Start of GIVEN ENTRIES

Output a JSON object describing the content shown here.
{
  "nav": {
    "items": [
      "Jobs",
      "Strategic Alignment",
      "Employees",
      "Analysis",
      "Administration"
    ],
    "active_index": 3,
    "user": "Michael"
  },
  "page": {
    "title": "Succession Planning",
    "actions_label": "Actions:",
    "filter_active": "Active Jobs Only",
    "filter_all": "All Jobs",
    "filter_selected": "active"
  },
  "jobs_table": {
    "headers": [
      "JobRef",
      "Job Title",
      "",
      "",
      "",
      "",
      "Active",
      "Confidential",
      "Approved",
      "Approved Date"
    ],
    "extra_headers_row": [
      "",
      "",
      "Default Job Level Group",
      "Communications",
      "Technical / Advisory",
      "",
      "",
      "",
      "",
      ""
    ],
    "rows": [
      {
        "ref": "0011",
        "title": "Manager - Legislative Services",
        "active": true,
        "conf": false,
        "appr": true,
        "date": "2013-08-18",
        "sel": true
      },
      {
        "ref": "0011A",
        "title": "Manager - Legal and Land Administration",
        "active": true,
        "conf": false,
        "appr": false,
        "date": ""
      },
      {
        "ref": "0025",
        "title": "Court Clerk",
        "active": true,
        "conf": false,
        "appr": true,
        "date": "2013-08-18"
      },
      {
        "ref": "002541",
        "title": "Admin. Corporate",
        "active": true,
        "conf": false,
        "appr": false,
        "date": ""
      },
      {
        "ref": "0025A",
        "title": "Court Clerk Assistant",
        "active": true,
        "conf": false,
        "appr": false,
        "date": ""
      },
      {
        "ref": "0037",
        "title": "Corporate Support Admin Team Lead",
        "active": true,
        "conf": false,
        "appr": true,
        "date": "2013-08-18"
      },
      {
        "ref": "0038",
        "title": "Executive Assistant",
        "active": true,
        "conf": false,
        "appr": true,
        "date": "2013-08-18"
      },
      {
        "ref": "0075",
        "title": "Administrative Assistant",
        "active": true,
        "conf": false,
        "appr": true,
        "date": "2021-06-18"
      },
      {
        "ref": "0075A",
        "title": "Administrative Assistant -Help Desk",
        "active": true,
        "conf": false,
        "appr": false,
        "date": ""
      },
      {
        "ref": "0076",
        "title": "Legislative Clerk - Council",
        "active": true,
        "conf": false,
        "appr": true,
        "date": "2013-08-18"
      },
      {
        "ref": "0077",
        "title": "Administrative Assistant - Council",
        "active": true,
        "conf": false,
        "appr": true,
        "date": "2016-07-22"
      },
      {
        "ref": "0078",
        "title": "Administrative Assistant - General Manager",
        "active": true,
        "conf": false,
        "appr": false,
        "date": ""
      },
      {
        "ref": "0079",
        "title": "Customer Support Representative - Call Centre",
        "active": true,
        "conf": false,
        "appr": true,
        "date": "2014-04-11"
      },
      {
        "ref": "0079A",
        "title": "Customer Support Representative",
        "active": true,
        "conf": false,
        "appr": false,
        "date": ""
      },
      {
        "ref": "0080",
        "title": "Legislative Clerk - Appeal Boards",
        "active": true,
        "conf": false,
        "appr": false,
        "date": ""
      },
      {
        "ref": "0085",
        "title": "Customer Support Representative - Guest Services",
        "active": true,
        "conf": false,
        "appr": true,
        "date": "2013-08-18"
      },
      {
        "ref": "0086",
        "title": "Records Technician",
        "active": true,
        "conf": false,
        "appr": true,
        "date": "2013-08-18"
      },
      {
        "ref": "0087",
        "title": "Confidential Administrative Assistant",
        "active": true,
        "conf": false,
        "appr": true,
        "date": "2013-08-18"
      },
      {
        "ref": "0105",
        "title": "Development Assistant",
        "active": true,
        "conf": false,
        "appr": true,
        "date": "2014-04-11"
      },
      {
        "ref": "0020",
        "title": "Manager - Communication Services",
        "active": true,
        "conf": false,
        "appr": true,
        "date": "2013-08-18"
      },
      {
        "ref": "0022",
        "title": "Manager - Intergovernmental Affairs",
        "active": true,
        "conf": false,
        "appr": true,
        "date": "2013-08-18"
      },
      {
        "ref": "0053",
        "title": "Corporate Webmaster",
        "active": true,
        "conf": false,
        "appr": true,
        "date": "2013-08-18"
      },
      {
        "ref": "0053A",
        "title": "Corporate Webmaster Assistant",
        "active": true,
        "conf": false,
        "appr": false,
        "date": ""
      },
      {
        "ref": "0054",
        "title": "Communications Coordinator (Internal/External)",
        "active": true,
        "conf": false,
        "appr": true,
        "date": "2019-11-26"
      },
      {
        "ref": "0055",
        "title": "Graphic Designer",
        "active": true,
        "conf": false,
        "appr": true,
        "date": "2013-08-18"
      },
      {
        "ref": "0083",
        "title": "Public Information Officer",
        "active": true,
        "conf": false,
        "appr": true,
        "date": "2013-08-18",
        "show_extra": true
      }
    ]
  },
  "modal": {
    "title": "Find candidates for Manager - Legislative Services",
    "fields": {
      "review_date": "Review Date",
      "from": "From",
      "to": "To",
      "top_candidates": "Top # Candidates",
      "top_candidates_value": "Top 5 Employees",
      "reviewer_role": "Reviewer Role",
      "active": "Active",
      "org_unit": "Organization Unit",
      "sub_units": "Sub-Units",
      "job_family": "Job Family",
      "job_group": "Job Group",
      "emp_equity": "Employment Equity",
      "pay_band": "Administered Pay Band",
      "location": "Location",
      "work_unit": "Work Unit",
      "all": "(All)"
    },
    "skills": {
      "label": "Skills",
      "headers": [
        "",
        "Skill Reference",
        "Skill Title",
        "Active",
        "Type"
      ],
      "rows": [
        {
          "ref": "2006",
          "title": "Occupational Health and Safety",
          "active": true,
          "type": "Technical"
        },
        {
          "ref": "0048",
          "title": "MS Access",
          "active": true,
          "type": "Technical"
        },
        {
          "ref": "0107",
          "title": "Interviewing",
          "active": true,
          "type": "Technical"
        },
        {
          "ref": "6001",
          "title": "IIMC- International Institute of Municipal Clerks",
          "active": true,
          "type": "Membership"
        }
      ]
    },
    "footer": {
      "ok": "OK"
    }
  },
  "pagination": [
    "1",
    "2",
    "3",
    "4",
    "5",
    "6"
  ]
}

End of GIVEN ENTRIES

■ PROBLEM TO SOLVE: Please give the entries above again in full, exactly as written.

■ REPLY TO THE EXERCISE:
Output a JSON object describing the content shown here.
{
  "nav": {
    "items": [
      "Jobs",
      "Strategic Alignment",
      "Employees",
      "Analysis",
      "Administration"
    ],
    "active_index": 3,
    "user": "Michael"
  },
  "page": {
    "title": "Succession Planning",
    "actions_label": "Actions:",
    "filter_active": "Active Jobs Only",
    "filter_all": "All Jobs",
    "filter_selected": "active"
  },
  "jobs_table": {
    "headers": [
      "JobRef",
      "Job Title",
      "",
      "",
      "",
      "",
      "Active",
      "Confidential",
      "Approved",
      "Approved Date"
    ],
    "extra_headers_row": [
      "",
      "",
      "Default Job Level Group",
      "Communications",
      "Technical / Advisory",
      "",
      "",
      "",
      "",
      ""
    ],
    "rows": [
      {
        "ref": "0011",
        "title": "Manager - Legislative Services",
        "active": true,
        "conf": false,
        "appr": true,
        "date": "2013-08-18",
        "sel": true
      },
      {
        "ref": "0011A",
        "title": "Manager - Legal and Land Administration",
        "active": true,
        "conf": false,
        "appr": false,
        "date": ""
      },
      {
        "ref": "0025",
        "title": "Court Clerk",
        "active": true,
        "conf": false,
        "appr": true,
        "date": "2013-08-18"
      },
      {
        "ref": "002541",
        "title": "Admin. Corporate",
        "active": true,
        "conf": false,
        "appr": false,
        "date": ""
      },
      {
        "ref": "0025A",
        "title": "Court Clerk Assistant",
        "active": true,
        "conf": false,
        "appr": false,
        "date": ""
      },
      {
        "ref": "0037",
        "title": "Corporate Support Admin Team Lead",
        "active": true,
        "conf": false,
        "appr": true,
        "date": "2013-08-18"
      },
      {
        "ref": "0038",
        "title": "Executive Assistant",
        "active": true,
        "conf": false,
        "appr": true,
        "date": "2013-08-18"
      },
      {
        "ref": "0075",
        "title": "Administrative Assistant",
        "active": true,
        "conf": false,
        "appr": true,
        "date": "2021-06-18"
      },
      {
        "ref": "0075A",
        "title": "Administrative Assistant -Help Desk",
        "active": true,
        "conf": false,
        "appr": false,
        "date": ""
      },
      {
        "ref": "0076",
        "title": "Legislative Clerk - Council",
        "active": true,
        "conf": false,
        "appr": true,
        "date": "2013-08-18"
      },
      {
        "ref": "0077",
        "title": "Administrative Assistant - Council",
        "active": true,
        "conf": false,
        "appr": true,
        "date": "2016-07-22"
      },
      {
        "ref": "0078",
        "title": "Administrative Assistant - General Manager",
        "active": true,
        "conf": false,
        "appr": false,
        "date": ""
      },
      {
        "ref": "0079",
        "title": "Customer Support Representative - Call Centre",
        "active": true,
        "conf": false,
        "appr": true,
        "date": "2014-04-11"
      },
      {
        "ref": "0079A",
        "title": "Customer Support Representative",
        "active": true,
        "conf": false,
        "appr": false,
        "date": ""
      },
      {
        "ref": "0080",
        "title": "Legislative Clerk - Appeal Boards",
        "active": true,
        "conf": false,
        "appr": false,
        "date": ""
      },
      {
        "ref": "0085",
        "title": "Customer Support Representative - Guest Services",
        "active": true,
        "conf": false,
        "appr": true,
        "date": "2013-08-18"
      },
      {
        "ref": "0086",
        "title": "Records Technician",
        "active": true,
        "conf": false,
        "appr": true,
        "date": "2013-08-18"
      },
      {
        "ref": "0087",
        "title": "Confidential Administrative Assistant",
        "active": true,
        "conf": false,
        "appr": true,
        "date": "2013-08-18"
      },
      {
        "ref": "0105",
        "title": "Development Assistant",
        "active": true,
        "conf": false,
        "appr": true,
        "date": "2014-04-11"
      },
      {
        "ref": "0020",
        "title": "Manager - Communication Services",
        "active": true,
        "conf": false,
        "appr": true,
        "date": "2013-08-18"
      },
      {
        "ref": "0022",
        "title": "Manager - Intergovernmental Affairs",
        "active": true,
        "conf": false,
        "appr": true,
        "date": "2013-08-18"
      },
      {
        "ref": "0053",
        "title": "Corporate Webmaster",
        "active": true,
        "conf": false,
        "appr": true,
        "date": "2013-08-18"
      },
      {
        "ref": "0053A",
        "title": "Corporate Webmaster Assistant",
        "active": true,
        "conf": false,
        "appr": false,
        "date": ""
      },
      {
        "ref": "0054",
        "title": "Communications Coordinator (Internal/External)",
        "active": true,
        "conf": false,
        "appr": true,
        "date": "2019-11-26"
      },
      {
        "ref": "0055",
        "title": "Graphic Designer",
        "active": true,
        "conf": false,
        "appr": true,
        "date": "2013-08-18"
      },
      {
        "ref": "0083",
        "title": "Public Information Officer",
        "active": true,
        "conf": false,
        "appr": true,
        "date": "2013-08-18",
        "show_extra": true
      }
    ]
  },
  "modal": {
    "title": "Find candidates for Manager - Legislative Services",
    "fields": {
      "review_date": "Review Date",
      "from": "From",
      "to": "To",
      "top_candidates": "Top # Candidates",
      "top_candidates_value": "Top 5 Employees",
      "reviewer_role": "Reviewer Role",
      "active": "Active",
      "org_unit": "Organization Unit",
      "sub_units": "Sub-Units",
      "job_family": "Job Family",
      "job_group": "Job Group",
      "emp_equity": "Employment Equity",
      "pay_band": "Administered Pay Band",
      "location": "Location",
      "work_unit": "Work Unit",
      "all": "(All)"
    },
    "skills": {
      "label": "Skills",
      "headers": [
        "",
        "Skill Reference",
        "Skill Title",
        "Active",
        "Type"
      ],
      "rows": [
        {
          "ref": "2006",
          "title": "Occupational Health and Safety",
          "active": true,
          "type": "Technical"
        },
        {
          "ref": "0048",
          "title": "MS Access",
          "active": true,
          "type": "Technical"
        },
        {
          "ref": "0107",
          "title": "Interviewing",
          "active": true,
          "type": "Technical"
        },
        {
          "ref": "6001",
          "title": "IIMC- International Institute of Municipal Clerks",
          "active": true,
          "type": "Membership"
        }
      ]
    },
    "footer": {
      "ok": "OK"
    }
  },
  "pagination": [
    "1",
    "2",
    "3",
    "4",
    "5",
    "6"
  ]
}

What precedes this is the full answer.